It looks like false logic to me too, but I'm very aware that that is how many Christians "prove" their religion to be true. 'The Bible says this historical/Godly event happened and this archeological evidence supports the account in the Bible, therefore the Bible must be true about everything so God exists and I'm going to Heaven.' Which sounds very similar to 'This is a part of what you say about your religion and it may be proved false one day, so your religion might be too.'

Is it okay to slip into the streams of thought that the other considers logic in order to beat them at it and potentially shake their beliefs?

Comment author: DSherron 23 May 2013 09:46:54PM 0 points [-]

Is it okay to slip into the streams of thought that the other considers logic in order to beat them at it and potentially shake their beliefs?

Basically, the question here is whether you can use the Dark Arts with purely Light intentions.
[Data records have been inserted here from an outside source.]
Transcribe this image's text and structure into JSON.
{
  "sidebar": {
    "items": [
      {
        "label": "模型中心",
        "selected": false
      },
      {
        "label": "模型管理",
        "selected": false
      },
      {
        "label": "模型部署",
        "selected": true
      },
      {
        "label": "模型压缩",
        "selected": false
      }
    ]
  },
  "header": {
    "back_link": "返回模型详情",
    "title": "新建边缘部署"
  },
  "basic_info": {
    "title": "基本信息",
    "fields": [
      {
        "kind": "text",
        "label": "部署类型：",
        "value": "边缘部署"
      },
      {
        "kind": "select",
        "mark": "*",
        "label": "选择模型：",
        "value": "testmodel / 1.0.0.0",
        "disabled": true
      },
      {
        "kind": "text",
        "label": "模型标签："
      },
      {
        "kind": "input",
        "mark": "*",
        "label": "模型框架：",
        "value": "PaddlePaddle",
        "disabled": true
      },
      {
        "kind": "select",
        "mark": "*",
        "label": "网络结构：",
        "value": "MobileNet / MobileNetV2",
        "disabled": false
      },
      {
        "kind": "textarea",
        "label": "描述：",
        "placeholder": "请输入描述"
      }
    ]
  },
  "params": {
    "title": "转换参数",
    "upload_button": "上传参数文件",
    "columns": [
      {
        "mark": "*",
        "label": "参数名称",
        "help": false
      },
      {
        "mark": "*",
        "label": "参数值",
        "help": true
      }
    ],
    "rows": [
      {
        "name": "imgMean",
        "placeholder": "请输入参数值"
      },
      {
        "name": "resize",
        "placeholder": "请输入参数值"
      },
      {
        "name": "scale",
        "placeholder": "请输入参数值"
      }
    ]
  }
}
In the ideal case, I have to say "of course you can". Assuming that you know a method which you believe is more likely to cause your partner to gain true beliefs rather than false ones, you can use that method even if it involves techniques that are frowned upon in rationalist circles. However, in the real world, doing so is incredibly dangerous. First, you have to consider the knock-on effects of being seen to use such lines of reasoning; it could damage your reputation or that of rationalists in general for those that hear you, it could cause people to become more firm in a false epistemology which makes them more likely to just adopt another false belief, etc. You also have to consider that you run on hostile hardware; you could damage your own rationality if you aren't very careful about handling the cognitive dissonance. There are a lot of failure modes you open yourself up to when you engage in that sort of anti-reasoning, and while it's certainly possible to navigate through it unscathed (I suspect Eliezer has done so in his AI box experiments), I don't think it is a good idea to expose yourself to the risk without a good reason.

An unrelated but also relevant point: everything is permissible, but not all things are good. Asking "is it okay to..." is the wrong question, and is likely to expose you to some of the failure modes of Traditional Rationality. You don't automatically fail by phrasing it like that, but once again it's an issue of unnecessarily risking mental contamination. The better question is "is it a good idea to..." or "what are the dangers of..." or something similar that voices what you really want answered, which should probably not be "will LWers look down at me for doing ..." (After all, if something is a good idea but we look down at it then we want to be told so so that we can stop doing silly things like that.)

Comment author: Sengachi 08 September 2012 06:21:06PM 0 points [-]

Me: Writes on hand "Aumann's Agreement Theorem". Thank you Eliezer, you have no idea how much easier you just made my Theory of Knowledge class. Half of our discussions in class seem to devolve into statements about how belief is a way of knowing and how everyone has a right to their own belief. This (after I actually look up and confirm for myself that Aumann's Agreement Theorem works) should make my class a good deal less aggravating.

Comment author: Anna_Zhang 18 July 2013 08:16:51AM 0 points [-]

I would have loved to watch that.

Comment author: aletheianink 01 December 2013 06:14:07AM 0 points [-]

That was beautiful!